But paying back cash to deserving individuals is much easier said than done. There are two distinct questions: which families should get cash back and who inside those families should actually receive it. The latter is a question of how household resources are allocated between family members (intra-household allocations), a question on which there is little research for Iran but, as I mentioned earlier, is serious in many developing countries. Without the facts, it is hard to know the extent of the problem we face if all the cash is given to the head of the household. But you don’t need rocket science research to know that if the head of the households (often a male) is an addict the money is likely to go to drugs unless it is controlled by his spouse.

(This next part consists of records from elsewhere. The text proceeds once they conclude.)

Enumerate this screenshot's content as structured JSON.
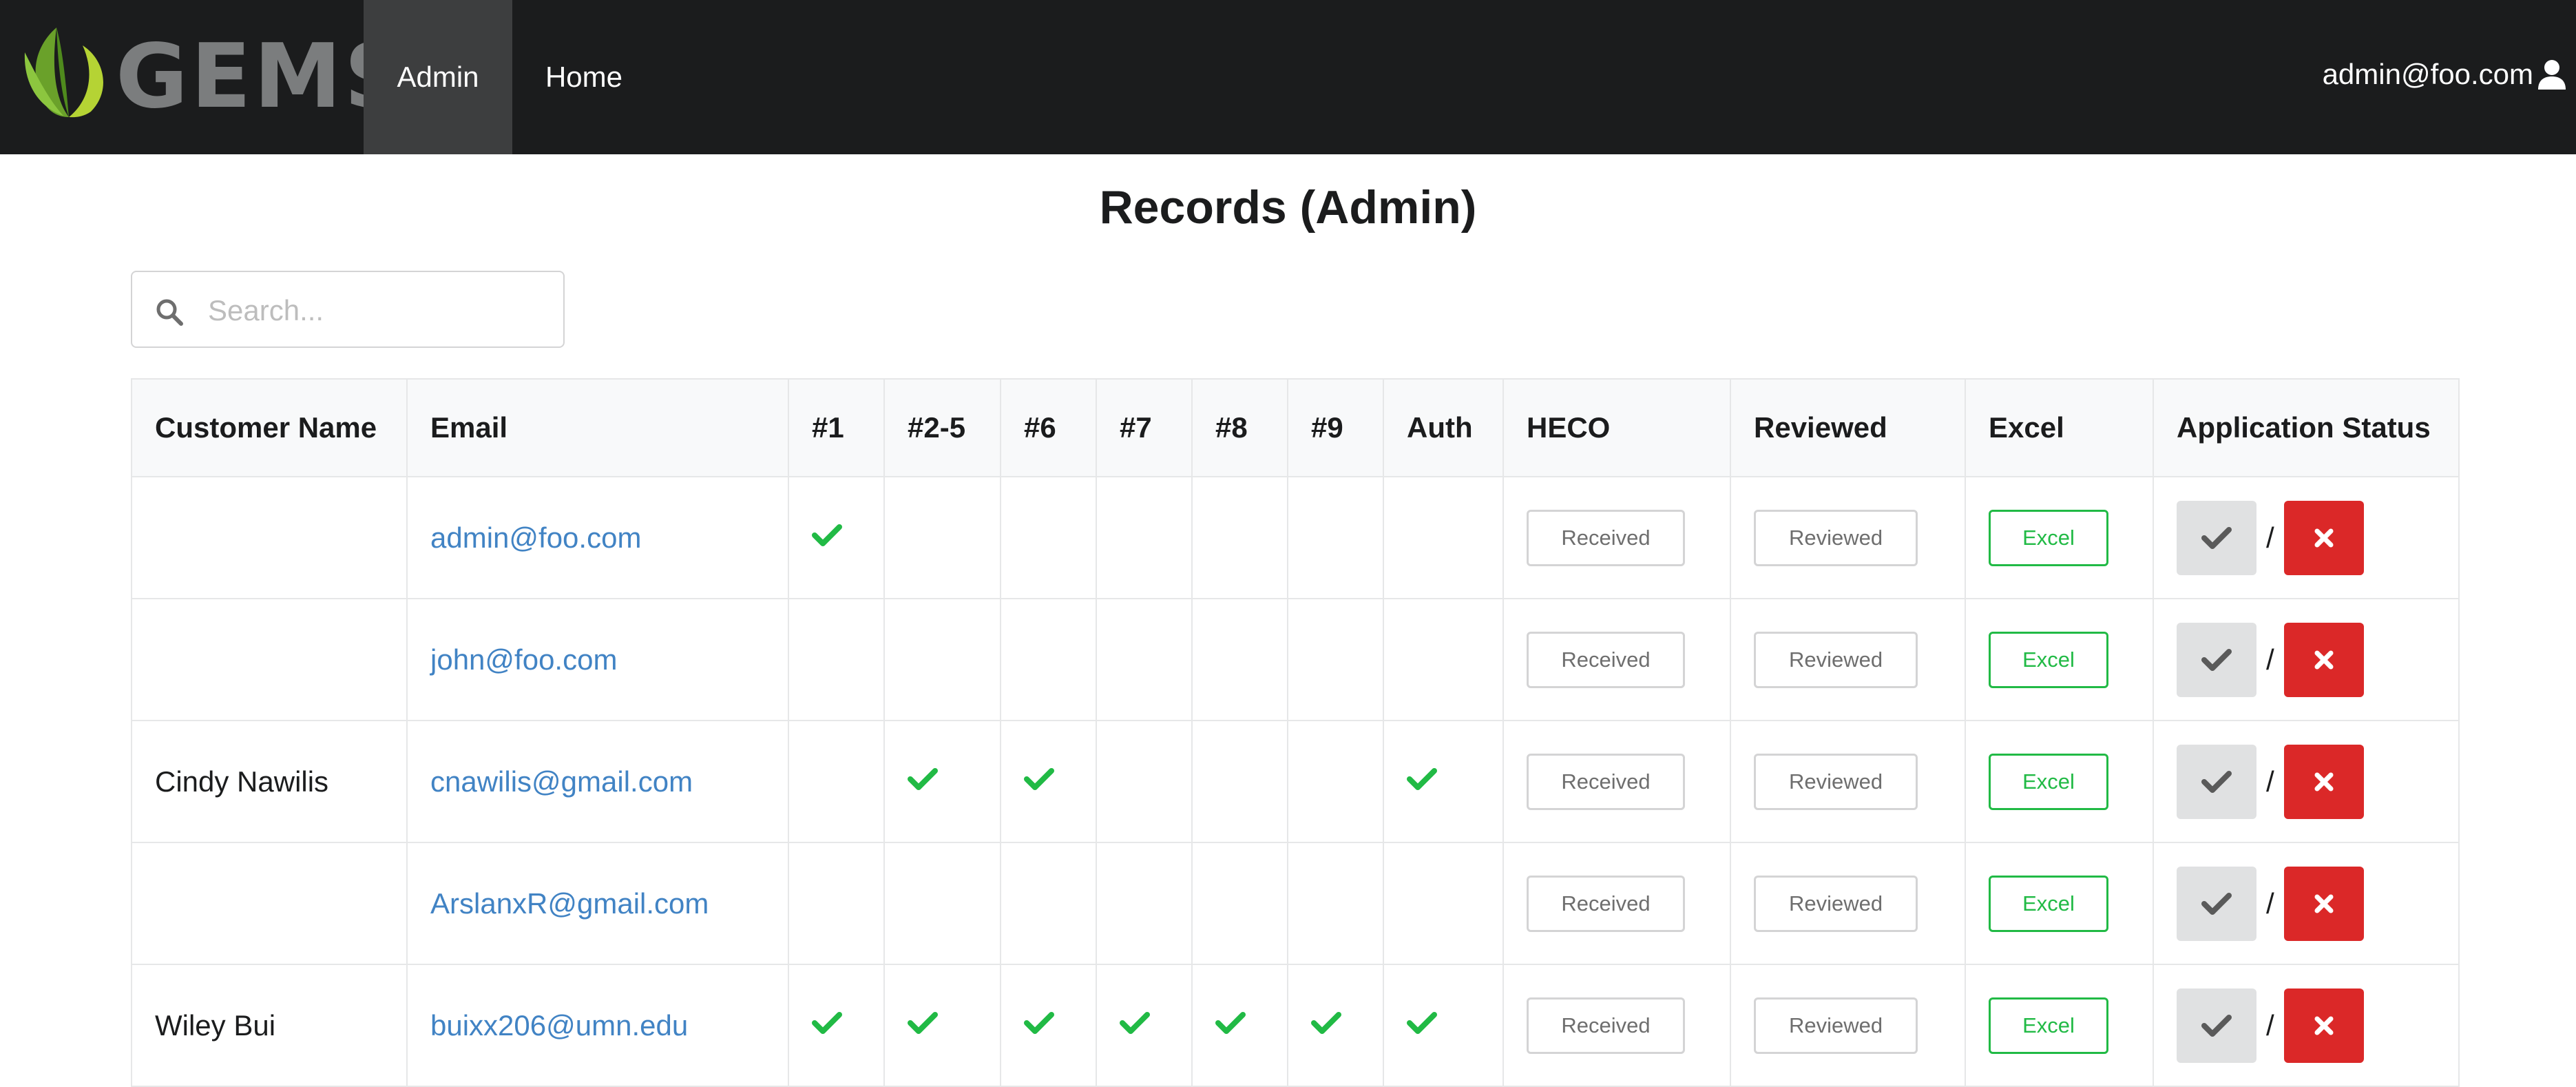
{
  "navbar": {
    "brand": "GEMS",
    "items": [
      {
        "label": "Admin",
        "active": true
      },
      {
        "label": "Home",
        "active": false
      }
    ],
    "user_email": "admin@foo.com",
    "user_icon": "user-icon"
  },
  "page": {
    "title": "Records (Admin)"
  },
  "search": {
    "placeholder": "Search...",
    "value": "",
    "icon": "search-icon"
  },
  "table": {
    "columns": [
      "Customer Name",
      "Email",
      "#1",
      "#2-5",
      "#6",
      "#7",
      "#8",
      "#9",
      "Auth",
      "HECO",
      "Reviewed",
      "Excel",
      "Application Status"
    ],
    "button_labels": {
      "heco": "Received",
      "reviewed": "Reviewed",
      "excel": "Excel",
      "slash": "/"
    },
    "rows": [
      {
        "name": "",
        "email": "admin@foo.com",
        "checks": [
          true,
          false,
          false,
          false,
          false,
          false,
          false
        ]
      },
      {
        "name": "",
        "email": "john@foo.com",
        "checks": [
          false,
          false,
          false,
          false,
          false,
          false,
          false
        ]
      },
      {
        "name": "Cindy Nawilis",
        "email": "cnawilis@gmail.com",
        "checks": [
          false,
          true,
          true,
          false,
          false,
          false,
          true
        ]
      },
      {
        "name": "",
        "email": "ArslanxR@gmail.com",
        "checks": [
          false,
          false,
          false,
          false,
          false,
          false,
          false
        ]
      },
      {
        "name": "Wiley Bui",
        "email": "buixx206@umn.edu",
        "checks": [
          true,
          true,
          true,
          true,
          true,
          true,
          true
        ]
      }
    ]
  },
  "colors": {
    "navbar": "#1b1c1d",
    "nav_active": "#3d3e3f",
    "link": "#4183c4",
    "check": "#21ba45",
    "reject": "#db2828",
    "approve": "#e0e1e2",
    "logo_green": "#8cc63f"
  }
}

The targeting of the needy is a more serious problem. It appears that the government intends to use the information it collected last year using a very crude survey instrument. About 60% of the households returned a filled questionnaire, but no one knows how accurate is the information in them. The Statistical Center of Iran is heavily involved with identifying the low income families, a task that runs counter to its mandate to guard the confidentiality of all individual information it collects. Its involvement has negative ramifications for future reporting of income and wealth through its numerous surveys. In the upcoming census of 1390 (fall 2011), when SCI interviewers will ask about ownership of assets — homes, cars, and appliances — they are less likely to get a straight answer. The government plans to also use the information available from other agencies, such as Behzisti and Komiteh Emdad, to identify those below median income. But in the end, there is likely to be lots of bad feelings about giving money back to the wrong people. For those who believe they are right around the median, there will be endless tension and maneuvering to hide their assets and income, not to mention disincentives to earn or accumulate less with the hope of qualifying for the cash back program.
This is a good time for Iran to think about introducing a legally binding annual reporting of incomes for all individuals with income, similar to what the Internal Revenue Service does in the US. Over time, the earning history of a person provides a much better indication of its economic status than answers to one questionnaire.

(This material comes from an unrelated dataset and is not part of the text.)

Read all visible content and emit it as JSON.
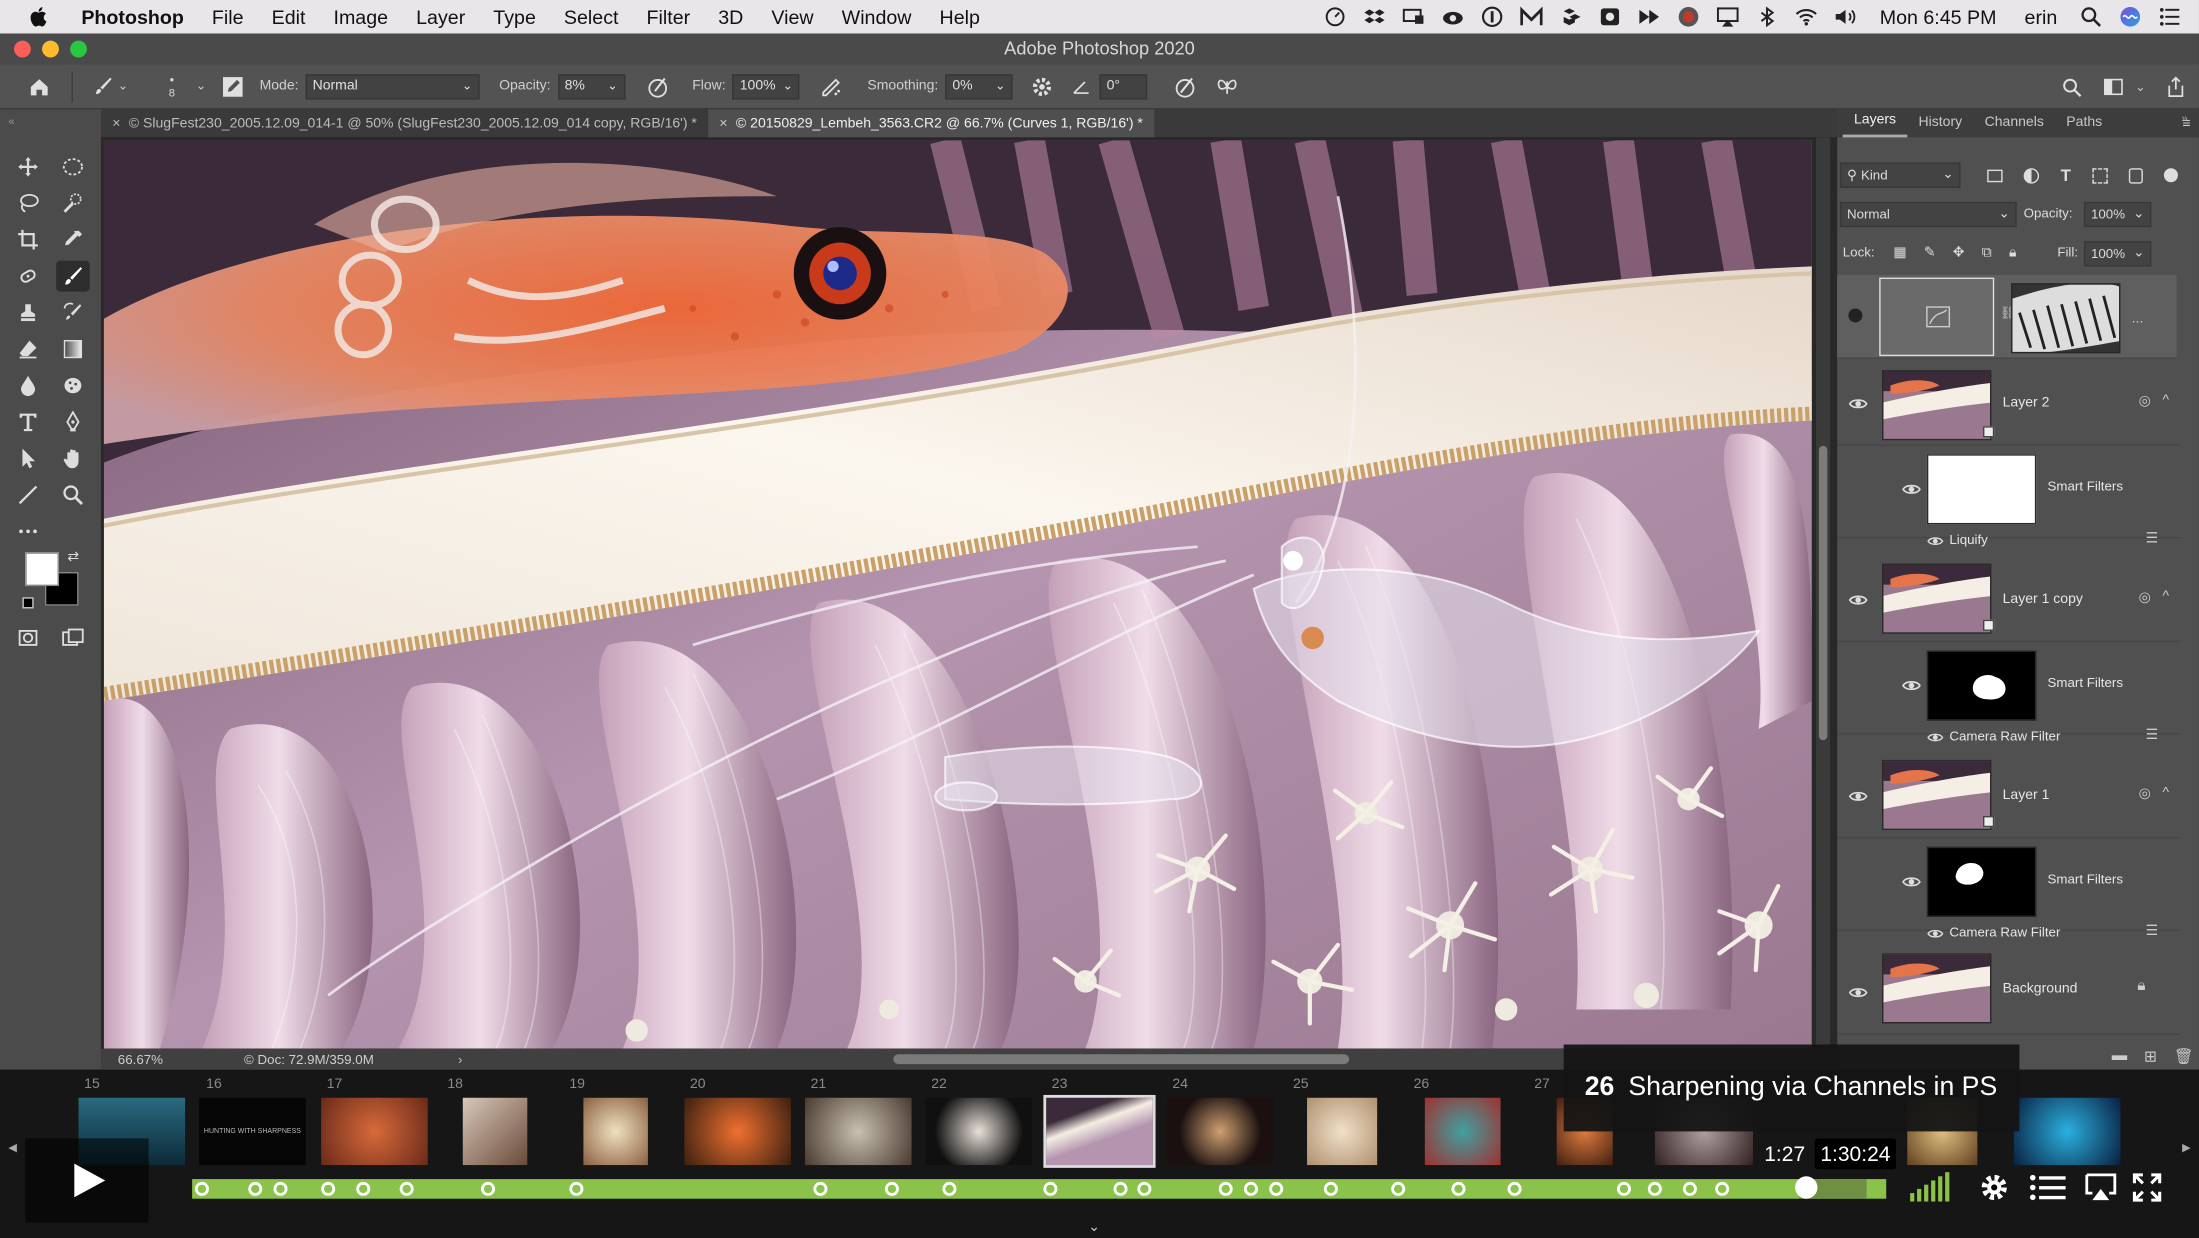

The bottom line is that none of these problems are reason enough to keep energy prices in Iran at one-tenth of their world levels and for Iran to engage in massive waste of energy. The effort to reduce energy consumption in a way that equity does not suffer needs everyone’s support. I only wish that the specifics of the bill could benefit from greater expertise than is currently applied to the immensely complex issues the bill raises.
Djavad Salehi-Isfahani is a Dubai Initiative research fellow at the Belfer Center for Science and International Affairs at Harvard University. This article was first published in his blog Tyranny of Numbers on 22 October 2009; it is reproduced here for non-profit educational purposes.